Saturday night at the Henry residence in London. At a time of year where night and day interface through various shades of gloom and grey, people lose track of the day of the week (that perilous time between Christmas and New Year) and we all have a little bit of extra time to stalk everyone else and their cat on social media .I was about to send a witty response to an erstwhile colleague, who seemed genuinely worried about my financial situation. He had just seen me post about my excitement at flipping two matching Fitbits for a 100% profit online. At the same time a Linkedin message popped up with the good news of my boss having endorsed me for Project Management. I completed my witty (or so I thought) response by inquiring as to whether the ex-colleague would have any unwanted Christmas gifts I could take off his hands at 20% of the market price. And then dutifully thanked my boss for the endorsement – all the while examining a slight sinking feeling of trepidation that seemed to have accompanied the receiving of that act of professional social media kindness.
Sales – my first love
Here is the thing. I love sales, love to sell and have always done so. From the age of 6 when I sold pictures of kitchen utensils to old ladies and 7 when I imported Haribo Gummibears from Germany to Finland then repackaged them to sets of 4 sweets and sold them to the neighbourhood’s children at a 700% markup. When I am sad, I sell. When I am happy, I sell more. Selling is not in my DNA. It is my DNA. I love playing offense – I’d rather leave defense to someone more suited.
Project management – a necessary evil?

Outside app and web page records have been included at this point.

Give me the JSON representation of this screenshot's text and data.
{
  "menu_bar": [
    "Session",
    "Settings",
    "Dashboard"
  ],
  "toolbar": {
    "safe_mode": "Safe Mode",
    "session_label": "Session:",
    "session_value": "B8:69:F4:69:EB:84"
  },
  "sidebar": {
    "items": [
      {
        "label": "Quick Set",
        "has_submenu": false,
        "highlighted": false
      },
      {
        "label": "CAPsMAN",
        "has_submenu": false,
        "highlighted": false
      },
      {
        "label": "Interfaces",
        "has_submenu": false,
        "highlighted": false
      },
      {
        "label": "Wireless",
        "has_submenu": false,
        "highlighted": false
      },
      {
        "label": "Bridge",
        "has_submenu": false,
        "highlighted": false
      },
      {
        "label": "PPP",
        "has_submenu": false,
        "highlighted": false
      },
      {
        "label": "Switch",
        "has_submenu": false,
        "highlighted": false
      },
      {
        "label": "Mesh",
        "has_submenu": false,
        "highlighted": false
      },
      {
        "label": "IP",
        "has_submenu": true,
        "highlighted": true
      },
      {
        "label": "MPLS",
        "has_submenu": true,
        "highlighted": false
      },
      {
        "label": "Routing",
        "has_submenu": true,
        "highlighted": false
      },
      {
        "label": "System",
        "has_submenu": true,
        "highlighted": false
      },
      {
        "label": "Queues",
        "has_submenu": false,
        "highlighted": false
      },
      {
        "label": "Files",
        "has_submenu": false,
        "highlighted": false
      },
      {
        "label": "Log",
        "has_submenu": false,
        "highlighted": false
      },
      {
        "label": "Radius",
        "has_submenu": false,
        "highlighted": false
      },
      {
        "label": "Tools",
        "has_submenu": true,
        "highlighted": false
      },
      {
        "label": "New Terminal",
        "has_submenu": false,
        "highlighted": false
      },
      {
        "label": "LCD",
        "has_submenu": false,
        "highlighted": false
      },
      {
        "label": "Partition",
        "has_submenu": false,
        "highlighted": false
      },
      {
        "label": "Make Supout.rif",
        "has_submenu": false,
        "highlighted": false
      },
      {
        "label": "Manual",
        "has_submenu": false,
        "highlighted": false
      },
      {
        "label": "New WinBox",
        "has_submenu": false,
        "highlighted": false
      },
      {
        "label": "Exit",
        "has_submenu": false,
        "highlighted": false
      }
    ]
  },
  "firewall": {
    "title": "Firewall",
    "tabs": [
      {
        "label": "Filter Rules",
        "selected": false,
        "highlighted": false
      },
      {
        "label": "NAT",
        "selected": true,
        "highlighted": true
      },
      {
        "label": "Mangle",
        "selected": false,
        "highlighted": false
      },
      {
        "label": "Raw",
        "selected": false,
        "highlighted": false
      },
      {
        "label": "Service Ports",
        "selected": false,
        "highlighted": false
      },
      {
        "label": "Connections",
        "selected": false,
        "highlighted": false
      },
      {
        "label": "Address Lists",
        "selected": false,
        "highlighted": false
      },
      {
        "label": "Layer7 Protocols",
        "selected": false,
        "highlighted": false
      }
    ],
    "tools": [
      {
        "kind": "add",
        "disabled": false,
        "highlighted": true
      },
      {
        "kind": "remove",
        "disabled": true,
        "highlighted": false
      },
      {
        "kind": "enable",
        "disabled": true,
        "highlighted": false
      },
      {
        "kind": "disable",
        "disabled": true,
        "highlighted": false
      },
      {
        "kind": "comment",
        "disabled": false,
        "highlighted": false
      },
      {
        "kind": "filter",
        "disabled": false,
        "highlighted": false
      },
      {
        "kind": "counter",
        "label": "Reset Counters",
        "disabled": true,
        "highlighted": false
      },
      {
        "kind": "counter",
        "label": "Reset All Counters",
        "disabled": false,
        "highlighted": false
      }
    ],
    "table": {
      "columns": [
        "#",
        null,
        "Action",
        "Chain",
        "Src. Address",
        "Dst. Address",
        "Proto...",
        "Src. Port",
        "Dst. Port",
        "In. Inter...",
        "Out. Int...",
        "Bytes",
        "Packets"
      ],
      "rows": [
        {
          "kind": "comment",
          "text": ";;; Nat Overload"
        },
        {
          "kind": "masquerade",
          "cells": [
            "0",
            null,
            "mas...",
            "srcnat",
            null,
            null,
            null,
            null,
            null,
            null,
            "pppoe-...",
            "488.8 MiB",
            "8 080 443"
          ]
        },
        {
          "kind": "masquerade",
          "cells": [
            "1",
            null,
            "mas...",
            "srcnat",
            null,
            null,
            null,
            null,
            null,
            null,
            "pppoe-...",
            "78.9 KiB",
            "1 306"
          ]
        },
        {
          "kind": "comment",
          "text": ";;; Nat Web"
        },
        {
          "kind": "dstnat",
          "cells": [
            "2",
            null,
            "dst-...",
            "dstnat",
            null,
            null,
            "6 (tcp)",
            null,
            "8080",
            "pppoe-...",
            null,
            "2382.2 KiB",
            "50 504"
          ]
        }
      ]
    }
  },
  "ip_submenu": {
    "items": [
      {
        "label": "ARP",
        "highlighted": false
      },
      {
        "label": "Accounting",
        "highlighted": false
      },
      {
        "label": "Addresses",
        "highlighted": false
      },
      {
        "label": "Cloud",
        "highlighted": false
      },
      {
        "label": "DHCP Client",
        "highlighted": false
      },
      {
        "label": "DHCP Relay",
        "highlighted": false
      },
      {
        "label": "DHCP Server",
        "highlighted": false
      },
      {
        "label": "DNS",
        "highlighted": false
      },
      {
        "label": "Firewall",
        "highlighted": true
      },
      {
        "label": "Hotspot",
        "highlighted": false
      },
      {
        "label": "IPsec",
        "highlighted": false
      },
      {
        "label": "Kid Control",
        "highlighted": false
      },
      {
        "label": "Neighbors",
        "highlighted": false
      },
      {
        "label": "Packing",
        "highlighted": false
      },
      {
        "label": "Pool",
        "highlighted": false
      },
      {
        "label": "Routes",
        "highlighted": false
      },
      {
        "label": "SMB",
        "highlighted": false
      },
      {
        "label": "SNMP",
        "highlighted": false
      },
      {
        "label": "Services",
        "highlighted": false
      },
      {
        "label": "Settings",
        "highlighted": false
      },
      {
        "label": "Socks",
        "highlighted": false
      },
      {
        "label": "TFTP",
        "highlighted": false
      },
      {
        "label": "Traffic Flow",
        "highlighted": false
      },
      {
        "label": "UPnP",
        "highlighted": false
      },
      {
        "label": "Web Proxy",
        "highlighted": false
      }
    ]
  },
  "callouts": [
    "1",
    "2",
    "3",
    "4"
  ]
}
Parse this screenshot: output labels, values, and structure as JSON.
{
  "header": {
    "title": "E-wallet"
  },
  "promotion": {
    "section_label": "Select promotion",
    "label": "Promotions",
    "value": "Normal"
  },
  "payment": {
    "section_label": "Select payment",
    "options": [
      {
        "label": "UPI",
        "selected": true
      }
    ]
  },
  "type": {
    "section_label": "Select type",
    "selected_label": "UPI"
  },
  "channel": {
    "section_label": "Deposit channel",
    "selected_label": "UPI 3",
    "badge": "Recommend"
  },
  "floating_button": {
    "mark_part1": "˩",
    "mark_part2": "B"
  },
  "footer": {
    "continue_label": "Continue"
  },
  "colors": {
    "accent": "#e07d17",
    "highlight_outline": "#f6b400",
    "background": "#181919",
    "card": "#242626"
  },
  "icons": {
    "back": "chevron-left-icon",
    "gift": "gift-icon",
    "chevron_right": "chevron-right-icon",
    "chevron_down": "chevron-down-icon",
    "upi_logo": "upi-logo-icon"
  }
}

Project management on the other hand. I am good at it. How could I not, with more than a decade of management consulting under my belt, featuring a plethora of boot camps, certifications as well as long projects from ERP Rollouts to Post Merger Integrations. But I don’t love it. In fact, I hate it. There, I said it. Don’t get me wrong – I have utmost respect for the Art of Project Management. All leaders need it in their toolset in order to be effective. But it does not come naturally to me.
The formula for success: working to your strengths
Which brings me to my actual point: the amount of time we spend working on our weaknesses rather than our strengths. Yes, there are undoubtedly, a large number of skills and capabilities outside our circle of natural affinity that we must (near) master in order to be effective in our careers. But if we spend our life working only on our weaknesses and not to our strengths – well then we shall be miserable and unfulfilled and we shall never be Wayne Gretzky, Cristiano Ronaldo or Michael Jordan but shall languish in the 5th league until we blame our parents, our ex or politicians for our woes and inadequacy.
If you have a boss who lets you off the leash to blaze a trail with your greatest strengths coupled with your greatest passions, rejoice – and send him a thank you note. If you are a boss, find out what your team members strengths are and help them fly according to those. Dig deep – people have a tendency to share what they think their boss wants to hear based on their insecurities around the things they think they should be better at. I.e. someone who is not very detail oriented will go out of their way to tell people at job interviews that they love details. Find out what people really love doing and unleash them to do their best work. The result is a happier, more effective team.
I just bought a ton of Legos at a garage sale. I told my wife they are for “the baby when s/he is older” and for my godchildren. That is only half the truth – what I am really looking forward to is flipping most of them online next Saturday!